··· Extracted records
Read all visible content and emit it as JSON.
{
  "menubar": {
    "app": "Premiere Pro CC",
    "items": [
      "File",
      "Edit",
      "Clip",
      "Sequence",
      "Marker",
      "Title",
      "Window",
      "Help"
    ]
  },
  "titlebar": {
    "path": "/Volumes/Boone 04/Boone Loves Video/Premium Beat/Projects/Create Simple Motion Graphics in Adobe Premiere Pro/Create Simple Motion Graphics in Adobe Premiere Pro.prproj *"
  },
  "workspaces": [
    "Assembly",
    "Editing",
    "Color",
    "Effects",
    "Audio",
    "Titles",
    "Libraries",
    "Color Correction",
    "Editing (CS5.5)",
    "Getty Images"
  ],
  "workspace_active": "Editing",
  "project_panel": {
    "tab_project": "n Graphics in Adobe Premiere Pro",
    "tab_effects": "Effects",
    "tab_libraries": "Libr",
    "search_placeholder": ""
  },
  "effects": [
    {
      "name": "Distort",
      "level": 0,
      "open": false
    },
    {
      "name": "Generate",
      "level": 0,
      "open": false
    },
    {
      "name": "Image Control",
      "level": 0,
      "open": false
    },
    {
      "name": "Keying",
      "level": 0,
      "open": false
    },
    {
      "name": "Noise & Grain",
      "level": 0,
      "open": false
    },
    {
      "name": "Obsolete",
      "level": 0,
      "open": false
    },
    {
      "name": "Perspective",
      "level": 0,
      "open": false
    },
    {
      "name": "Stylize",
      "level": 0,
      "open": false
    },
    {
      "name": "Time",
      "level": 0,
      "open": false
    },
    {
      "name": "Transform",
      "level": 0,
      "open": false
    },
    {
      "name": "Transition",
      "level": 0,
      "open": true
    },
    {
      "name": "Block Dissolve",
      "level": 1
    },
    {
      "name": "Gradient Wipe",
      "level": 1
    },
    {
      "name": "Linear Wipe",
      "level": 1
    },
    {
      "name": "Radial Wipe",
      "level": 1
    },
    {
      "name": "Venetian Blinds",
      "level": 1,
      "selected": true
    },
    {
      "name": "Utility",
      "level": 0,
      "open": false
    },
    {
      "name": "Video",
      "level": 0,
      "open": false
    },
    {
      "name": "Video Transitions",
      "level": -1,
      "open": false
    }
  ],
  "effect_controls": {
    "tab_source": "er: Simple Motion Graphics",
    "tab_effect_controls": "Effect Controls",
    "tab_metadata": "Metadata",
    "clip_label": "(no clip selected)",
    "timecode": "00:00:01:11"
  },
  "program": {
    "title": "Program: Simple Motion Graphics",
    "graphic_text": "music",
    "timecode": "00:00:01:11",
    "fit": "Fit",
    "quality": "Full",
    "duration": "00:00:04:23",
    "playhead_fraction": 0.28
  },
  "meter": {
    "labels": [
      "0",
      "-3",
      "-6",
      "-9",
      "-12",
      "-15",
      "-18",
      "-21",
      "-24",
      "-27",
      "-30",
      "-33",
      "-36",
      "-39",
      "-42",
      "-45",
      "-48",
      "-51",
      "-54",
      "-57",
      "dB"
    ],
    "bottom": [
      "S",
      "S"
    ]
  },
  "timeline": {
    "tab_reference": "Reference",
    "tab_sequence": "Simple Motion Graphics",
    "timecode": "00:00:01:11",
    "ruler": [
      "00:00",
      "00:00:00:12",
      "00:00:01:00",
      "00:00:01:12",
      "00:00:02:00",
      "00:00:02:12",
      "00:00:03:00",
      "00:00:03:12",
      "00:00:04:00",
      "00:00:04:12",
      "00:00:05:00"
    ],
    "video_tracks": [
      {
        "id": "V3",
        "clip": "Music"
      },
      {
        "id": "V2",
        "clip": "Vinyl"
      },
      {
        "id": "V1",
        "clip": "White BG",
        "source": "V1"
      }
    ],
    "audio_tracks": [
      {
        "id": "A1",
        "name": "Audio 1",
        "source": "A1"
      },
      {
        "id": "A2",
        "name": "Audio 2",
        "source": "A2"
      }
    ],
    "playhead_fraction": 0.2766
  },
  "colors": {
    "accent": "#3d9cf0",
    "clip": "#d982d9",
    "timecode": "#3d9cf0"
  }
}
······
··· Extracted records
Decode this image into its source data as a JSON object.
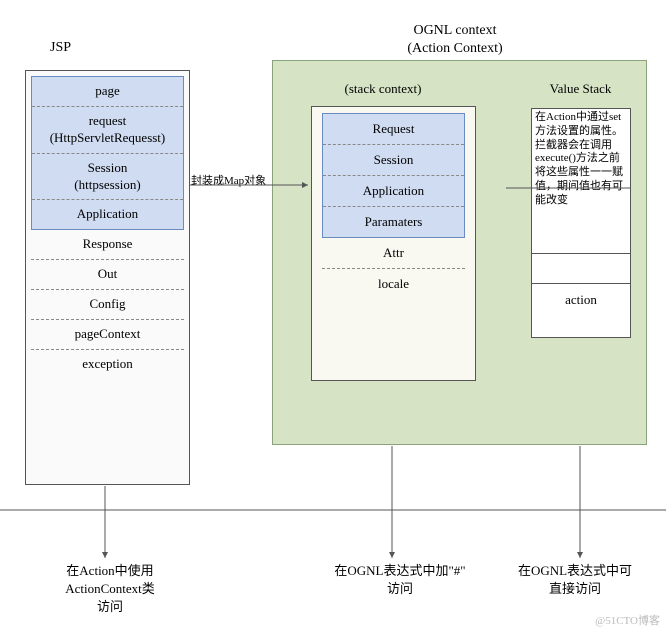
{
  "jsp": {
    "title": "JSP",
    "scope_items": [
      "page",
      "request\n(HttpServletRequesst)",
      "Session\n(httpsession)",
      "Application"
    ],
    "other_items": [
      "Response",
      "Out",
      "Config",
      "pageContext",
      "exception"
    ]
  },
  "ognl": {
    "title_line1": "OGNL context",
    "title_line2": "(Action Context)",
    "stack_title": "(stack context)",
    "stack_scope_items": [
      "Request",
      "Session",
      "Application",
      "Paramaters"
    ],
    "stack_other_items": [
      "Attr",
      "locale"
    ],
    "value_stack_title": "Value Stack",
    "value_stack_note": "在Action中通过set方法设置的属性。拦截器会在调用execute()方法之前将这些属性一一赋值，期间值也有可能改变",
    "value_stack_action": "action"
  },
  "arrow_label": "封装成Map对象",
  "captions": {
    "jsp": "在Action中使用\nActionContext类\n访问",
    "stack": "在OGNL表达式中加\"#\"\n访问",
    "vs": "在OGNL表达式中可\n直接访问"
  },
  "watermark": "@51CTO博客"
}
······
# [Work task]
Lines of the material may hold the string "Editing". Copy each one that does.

# [Output of the task]
    "Editing",
    "Editing (CS5.5)",
  "workspace_active": "Editing",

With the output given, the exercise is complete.